A few weeks ago, I explained that my writing background is in journalism. While I am genuinely working to develop my creative side of writing, I find my roots, at least on a technical level, are still firmly rooted in my journalistic education. Face it, after 30 years of working to perfect any trade, it is hard to execute an about-face or even a deviation in one’s path.
So, setting aside my emerging creative aspirations and focusing this week on my anal, journalistic side, I want to address a couple of issues – “pet peeves,” you can call them – that I have in the hopes, that by jotting them down on paper (or a blog), I can shake them off and, perhaps, get them out of my system so I can move on. By the way, can I even use the word “anal?”
My rant is not about creative writing, but is directed mostly at professional journalism and, specifically, news broadcasters, although print reporters are not entirely innocent either.

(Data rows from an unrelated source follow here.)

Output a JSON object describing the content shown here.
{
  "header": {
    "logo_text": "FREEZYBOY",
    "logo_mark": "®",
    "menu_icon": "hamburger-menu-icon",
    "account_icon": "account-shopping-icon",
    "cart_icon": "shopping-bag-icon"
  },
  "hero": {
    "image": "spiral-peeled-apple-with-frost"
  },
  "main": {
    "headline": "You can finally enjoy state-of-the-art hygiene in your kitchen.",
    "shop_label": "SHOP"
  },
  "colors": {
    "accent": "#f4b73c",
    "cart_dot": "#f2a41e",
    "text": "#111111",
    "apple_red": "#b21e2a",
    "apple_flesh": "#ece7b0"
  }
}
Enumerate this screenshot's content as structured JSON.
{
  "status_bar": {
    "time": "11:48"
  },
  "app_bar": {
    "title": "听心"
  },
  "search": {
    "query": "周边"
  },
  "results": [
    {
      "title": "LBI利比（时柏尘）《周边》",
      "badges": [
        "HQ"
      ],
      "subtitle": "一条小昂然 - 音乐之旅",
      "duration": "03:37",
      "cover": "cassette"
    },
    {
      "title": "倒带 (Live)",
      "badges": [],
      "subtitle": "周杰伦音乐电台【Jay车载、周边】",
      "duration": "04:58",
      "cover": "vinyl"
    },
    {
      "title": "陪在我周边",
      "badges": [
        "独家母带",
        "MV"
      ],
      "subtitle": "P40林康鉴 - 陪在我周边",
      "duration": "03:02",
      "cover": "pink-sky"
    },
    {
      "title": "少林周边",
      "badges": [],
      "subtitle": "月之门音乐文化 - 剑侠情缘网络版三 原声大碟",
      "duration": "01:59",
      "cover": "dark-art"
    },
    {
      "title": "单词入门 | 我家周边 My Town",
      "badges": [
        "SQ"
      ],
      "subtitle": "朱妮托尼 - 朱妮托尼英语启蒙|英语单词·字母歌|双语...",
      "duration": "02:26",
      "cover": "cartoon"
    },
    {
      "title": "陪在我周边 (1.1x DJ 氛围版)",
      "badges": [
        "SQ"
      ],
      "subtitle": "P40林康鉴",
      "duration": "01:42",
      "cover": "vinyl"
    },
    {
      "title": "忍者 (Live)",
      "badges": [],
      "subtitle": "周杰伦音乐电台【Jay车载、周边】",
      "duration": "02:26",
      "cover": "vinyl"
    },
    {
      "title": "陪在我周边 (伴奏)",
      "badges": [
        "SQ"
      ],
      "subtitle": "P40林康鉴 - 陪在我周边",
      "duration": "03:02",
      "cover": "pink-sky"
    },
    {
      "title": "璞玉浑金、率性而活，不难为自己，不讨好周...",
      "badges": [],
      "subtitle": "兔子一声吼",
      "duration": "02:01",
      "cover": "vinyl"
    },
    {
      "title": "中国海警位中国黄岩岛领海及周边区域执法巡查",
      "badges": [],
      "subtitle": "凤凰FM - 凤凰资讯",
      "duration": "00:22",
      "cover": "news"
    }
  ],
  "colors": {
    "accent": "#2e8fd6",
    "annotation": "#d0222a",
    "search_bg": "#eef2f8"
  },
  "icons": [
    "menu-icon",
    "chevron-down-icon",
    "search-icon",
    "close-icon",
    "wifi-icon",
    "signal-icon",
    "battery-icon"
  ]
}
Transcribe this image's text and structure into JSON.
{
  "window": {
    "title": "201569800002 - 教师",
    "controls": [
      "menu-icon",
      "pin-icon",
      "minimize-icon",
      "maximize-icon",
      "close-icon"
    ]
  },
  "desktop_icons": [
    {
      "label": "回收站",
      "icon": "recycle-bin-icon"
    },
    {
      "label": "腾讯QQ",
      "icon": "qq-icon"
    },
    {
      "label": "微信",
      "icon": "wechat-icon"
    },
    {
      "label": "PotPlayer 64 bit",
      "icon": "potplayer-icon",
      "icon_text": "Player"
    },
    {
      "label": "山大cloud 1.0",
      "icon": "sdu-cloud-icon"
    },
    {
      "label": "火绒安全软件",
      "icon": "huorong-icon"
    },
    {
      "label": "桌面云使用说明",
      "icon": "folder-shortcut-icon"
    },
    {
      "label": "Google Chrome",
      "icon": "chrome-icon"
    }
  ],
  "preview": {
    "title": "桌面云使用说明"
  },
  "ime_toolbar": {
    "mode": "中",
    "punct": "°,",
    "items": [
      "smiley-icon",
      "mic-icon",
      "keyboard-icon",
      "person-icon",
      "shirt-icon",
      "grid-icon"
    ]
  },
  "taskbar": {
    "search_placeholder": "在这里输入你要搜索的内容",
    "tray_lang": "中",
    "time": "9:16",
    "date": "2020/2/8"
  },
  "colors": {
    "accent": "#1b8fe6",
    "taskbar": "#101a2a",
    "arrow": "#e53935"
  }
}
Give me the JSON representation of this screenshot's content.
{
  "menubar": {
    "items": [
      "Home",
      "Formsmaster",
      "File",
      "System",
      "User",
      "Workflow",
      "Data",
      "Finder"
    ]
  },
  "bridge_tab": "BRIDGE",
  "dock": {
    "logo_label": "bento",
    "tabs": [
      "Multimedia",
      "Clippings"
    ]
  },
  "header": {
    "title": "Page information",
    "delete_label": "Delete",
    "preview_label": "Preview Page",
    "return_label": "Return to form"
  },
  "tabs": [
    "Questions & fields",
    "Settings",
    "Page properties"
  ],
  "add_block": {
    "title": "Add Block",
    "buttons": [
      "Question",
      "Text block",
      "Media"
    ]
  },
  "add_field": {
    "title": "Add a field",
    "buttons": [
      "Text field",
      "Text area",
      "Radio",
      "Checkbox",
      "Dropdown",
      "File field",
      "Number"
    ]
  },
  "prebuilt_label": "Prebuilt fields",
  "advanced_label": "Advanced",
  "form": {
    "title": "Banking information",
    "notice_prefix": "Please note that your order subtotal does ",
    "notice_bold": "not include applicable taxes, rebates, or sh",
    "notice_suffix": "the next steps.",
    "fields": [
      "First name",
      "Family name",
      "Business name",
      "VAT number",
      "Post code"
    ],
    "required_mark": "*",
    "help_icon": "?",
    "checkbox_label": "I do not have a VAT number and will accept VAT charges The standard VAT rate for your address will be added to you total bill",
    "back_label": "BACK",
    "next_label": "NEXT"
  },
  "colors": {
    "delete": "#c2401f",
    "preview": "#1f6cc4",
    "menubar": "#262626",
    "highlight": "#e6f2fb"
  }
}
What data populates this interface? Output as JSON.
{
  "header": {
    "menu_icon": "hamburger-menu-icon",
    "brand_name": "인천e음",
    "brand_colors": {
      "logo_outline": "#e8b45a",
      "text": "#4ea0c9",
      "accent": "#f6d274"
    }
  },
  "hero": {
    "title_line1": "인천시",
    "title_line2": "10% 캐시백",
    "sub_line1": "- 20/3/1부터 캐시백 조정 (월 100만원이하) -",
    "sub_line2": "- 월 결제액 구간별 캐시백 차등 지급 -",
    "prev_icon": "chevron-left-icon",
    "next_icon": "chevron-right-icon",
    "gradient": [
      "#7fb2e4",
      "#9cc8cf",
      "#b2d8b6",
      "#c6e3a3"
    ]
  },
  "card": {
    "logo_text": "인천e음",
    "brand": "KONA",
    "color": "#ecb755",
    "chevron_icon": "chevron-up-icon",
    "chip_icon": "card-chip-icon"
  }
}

Try this on for size: “The tornado completely destroyed the high school.” With all the storms in our area, this type of phrase has been used lately, either out of carelessness or perhaps toward exploiting the dramatic effect. But, as I was taught and had beaten into to me by my teachers, that if a building is “destroyed,” would it not be by definition “complete” and total? If it is not “complete,” then it would be “damaged,” since “destruction” is already all or nothing.
You see, journalism is about using language effectively and efficiently, meaning that redundancies on the professional level, as I was taught, are not tolerated.
Another example comes from the news of a recent tornado in Oklahoma where it was reported that “a warehouse had been totally leveled.” Again, if a building is leveled, would it not be “total?”
Then there is the word “unique,” which is also abused constantly by broadcasters and just about everyone else these days. According to Merriam-Webster, “unique” primarily means: “being the only one.” I say “primarily,” because the word has been abused with terms such as, “very unique” so commonly that their dictionary has a sidebar dedicated to the debate of how some people accept the term. After all, if an item or person is unique, how could adding the word “very” make it any more of one of a kind.
There are other examples in contemporary journalism that I could discuss, such as how the word “literally,” which has come to be overused and abused; or how the small word “very,” as referred to above, is frequently added for emphasis where it is not needed.
So there, call me “anal” but at least I got my rant and a couple of my pet peeves out in the open.